§ What you need to do
For the material below, please count the lines containing "icon". Reply with the count alone.
* * * * * * * * *
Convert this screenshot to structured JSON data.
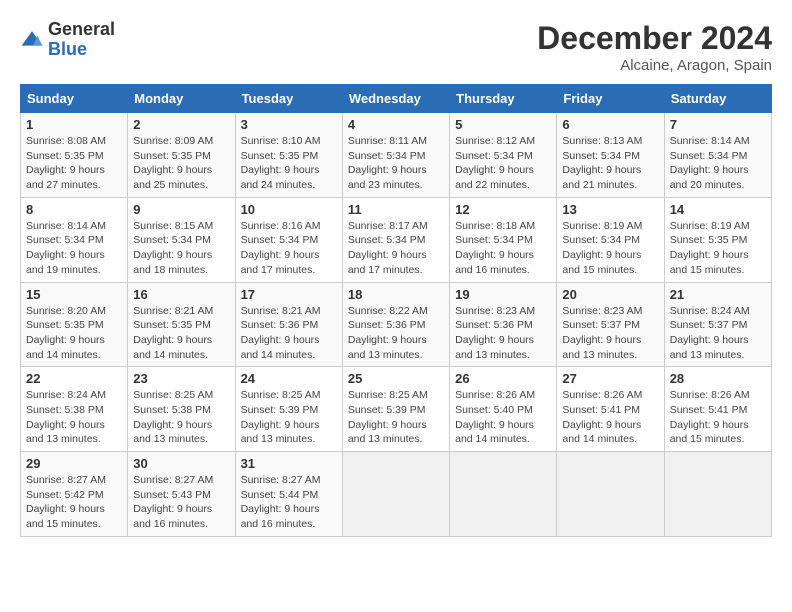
{
  "logo": {
    "general": "General",
    "blue": "Blue"
  },
  "header": {
    "month": "December 2024",
    "location": "Alcaine, Aragon, Spain"
  },
  "weekdays": [
    "Sunday",
    "Monday",
    "Tuesday",
    "Wednesday",
    "Thursday",
    "Friday",
    "Saturday"
  ],
  "weeks": [
    [
      {
        "day": "1",
        "sunrise": "8:08 AM",
        "sunset": "5:35 PM",
        "daylight": "9 hours and 27 minutes."
      },
      {
        "day": "2",
        "sunrise": "8:09 AM",
        "sunset": "5:35 PM",
        "daylight": "9 hours and 25 minutes."
      },
      {
        "day": "3",
        "sunrise": "8:10 AM",
        "sunset": "5:35 PM",
        "daylight": "9 hours and 24 minutes."
      },
      {
        "day": "4",
        "sunrise": "8:11 AM",
        "sunset": "5:34 PM",
        "daylight": "9 hours and 23 minutes."
      },
      {
        "day": "5",
        "sunrise": "8:12 AM",
        "sunset": "5:34 PM",
        "daylight": "9 hours and 22 minutes."
      },
      {
        "day": "6",
        "sunrise": "8:13 AM",
        "sunset": "5:34 PM",
        "daylight": "9 hours and 21 minutes."
      },
      {
        "day": "7",
        "sunrise": "8:14 AM",
        "sunset": "5:34 PM",
        "daylight": "9 hours and 20 minutes."
      }
    ],
    [
      {
        "day": "8",
        "sunrise": "8:14 AM",
        "sunset": "5:34 PM",
        "daylight": "9 hours and 19 minutes."
      },
      {
        "day": "9",
        "sunrise": "8:15 AM",
        "sunset": "5:34 PM",
        "daylight": "9 hours and 18 minutes."
      },
      {
        "day": "10",
        "sunrise": "8:16 AM",
        "sunset": "5:34 PM",
        "daylight": "9 hours and 17 minutes."
      },
      {
        "day": "11",
        "sunrise": "8:17 AM",
        "sunset": "5:34 PM",
        "daylight": "9 hours and 17 minutes."
      },
      {
        "day": "12",
        "sunrise": "8:18 AM",
        "sunset": "5:34 PM",
        "daylight": "9 hours and 16 minutes."
      },
      {
        "day": "13",
        "sunrise": "8:19 AM",
        "sunset": "5:34 PM",
        "daylight": "9 hours and 15 minutes."
      },
      {
        "day": "14",
        "sunrise": "8:19 AM",
        "sunset": "5:35 PM",
        "daylight": "9 hours and 15 minutes."
      }
    ],
    [
      {
        "day": "15",
        "sunrise": "8:20 AM",
        "sunset": "5:35 PM",
        "daylight": "9 hours and 14 minutes."
      },
      {
        "day": "16",
        "sunrise": "8:21 AM",
        "sunset": "5:35 PM",
        "daylight": "9 hours and 14 minutes."
      },
      {
        "day": "17",
        "sunrise": "8:21 AM",
        "sunset": "5:36 PM",
        "daylight": "9 hours and 14 minutes."
      },
      {
        "day": "18",
        "sunrise": "8:22 AM",
        "sunset": "5:36 PM",
        "daylight": "9 hours and 13 minutes."
      },
      {
        "day": "19",
        "sunrise": "8:23 AM",
        "sunset": "5:36 PM",
        "daylight": "9 hours and 13 minutes."
      },
      {
        "day": "20",
        "sunrise": "8:23 AM",
        "sunset": "5:37 PM",
        "daylight": "9 hours and 13 minutes."
      },
      {
        "day": "21",
        "sunrise": "8:24 AM",
        "sunset": "5:37 PM",
        "daylight": "9 hours and 13 minutes."
      }
    ],
    [
      {
        "day": "22",
        "sunrise": "8:24 AM",
        "sunset": "5:38 PM",
        "daylight": "9 hours and 13 minutes."
      },
      {
        "day": "23",
        "sunrise": "8:25 AM",
        "sunset": "5:38 PM",
        "daylight": "9 hours and 13 minutes."
      },
      {
        "day": "24",
        "sunrise": "8:25 AM",
        "sunset": "5:39 PM",
        "daylight": "9 hours and 13 minutes."
      },
      {
        "day": "25",
        "sunrise": "8:25 AM",
        "sunset": "5:39 PM",
        "daylight": "9 hours and 13 minutes."
      },
      {
        "day": "26",
        "sunrise": "8:26 AM",
        "sunset": "5:40 PM",
        "daylight": "9 hours and 14 minutes."
      },
      {
        "day": "27",
        "sunrise": "8:26 AM",
        "sunset": "5:41 PM",
        "daylight": "9 hours and 14 minutes."
      },
      {
        "day": "28",
        "sunrise": "8:26 AM",
        "sunset": "5:41 PM",
        "daylight": "9 hours and 15 minutes."
      }
    ],
    [
      {
        "day": "29",
        "sunrise": "8:27 AM",
        "sunset": "5:42 PM",
        "daylight": "9 hours and 15 minutes."
      },
      {
        "day": "30",
        "sunrise": "8:27 AM",
        "sunset": "5:43 PM",
        "daylight": "9 hours and 16 minutes."
      },
      {
        "day": "31",
        "sunrise": "8:27 AM",
        "sunset": "5:44 PM",
        "daylight": "9 hours and 16 minutes."
      },
      null,
      null,
      null,
      null
    ]
  ],
  "labels": {
    "sunrise": "Sunrise:",
    "sunset": "Sunset:",
    "daylight": "Daylight:"
  }
}
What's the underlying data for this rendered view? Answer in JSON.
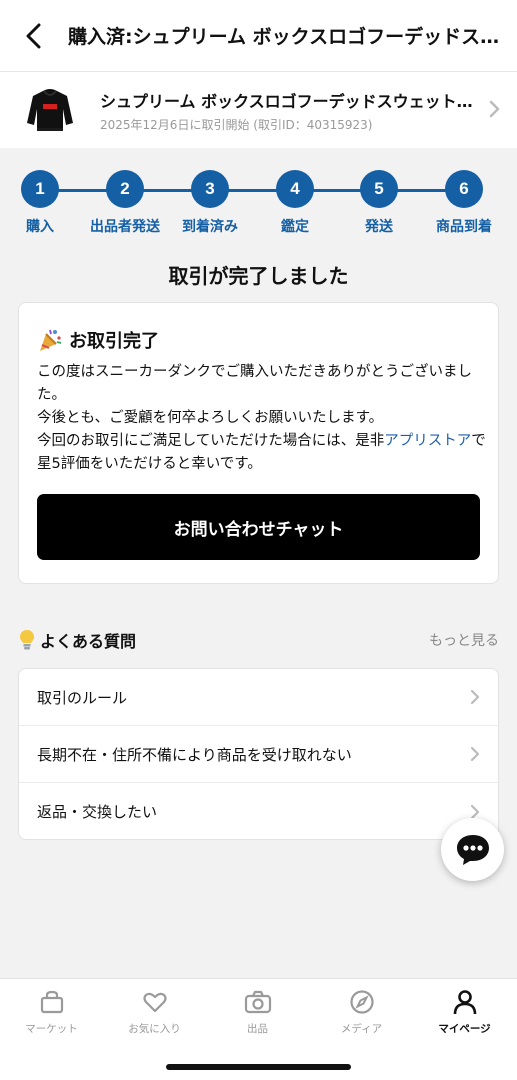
{
  "header": {
    "title": "購入済:シュプリーム ボックスロゴフーデッドスウェットシャツ",
    "back_icon": "chevron-left-icon"
  },
  "product": {
    "name": "シュプリーム ボックスロゴフーデッドスウェットシャツ",
    "meta": "2025年12月6日に取引開始 (取引ID：40315923)"
  },
  "steps": [
    {
      "num": "1",
      "label": "購入"
    },
    {
      "num": "2",
      "label": "出品者発送"
    },
    {
      "num": "3",
      "label": "到着済み"
    },
    {
      "num": "4",
      "label": "鑑定"
    },
    {
      "num": "5",
      "label": "発送"
    },
    {
      "num": "6",
      "label": "商品到着"
    }
  ],
  "status_title": "取引が完了しました",
  "completion_card": {
    "title": "お取引完了",
    "icon": "party-popper-icon",
    "line1": "この度はスニーカーダンクでご購入いただきありがとうございました。",
    "line2": "今後とも、ご愛顧を何卒よろしくお願いいたします。",
    "line3_before": "今回のお取引にご満足していただけた場合には、是非",
    "line3_link": "アプリストア",
    "line3_after": "で星5評価をいただけると幸いです。",
    "chat_button": "お問い合わせチャット"
  },
  "faq": {
    "title": "よくある質問",
    "more": "もっと見る",
    "items": [
      "取引のルール",
      "長期不在・住所不備により商品を受け取れない",
      "返品・交換したい"
    ]
  },
  "tabbar": [
    {
      "label": "マーケット",
      "icon": "bag-icon"
    },
    {
      "label": "お気に入り",
      "icon": "heart-icon"
    },
    {
      "label": "出品",
      "icon": "camera-icon"
    },
    {
      "label": "メディア",
      "icon": "compass-icon"
    },
    {
      "label": "マイページ",
      "icon": "person-icon",
      "active": true
    }
  ],
  "colors": {
    "accent": "#1560a5",
    "link": "#1f5fa8",
    "button": "#000000",
    "background": "#f2f2f2"
  }
}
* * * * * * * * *
§ Reply
7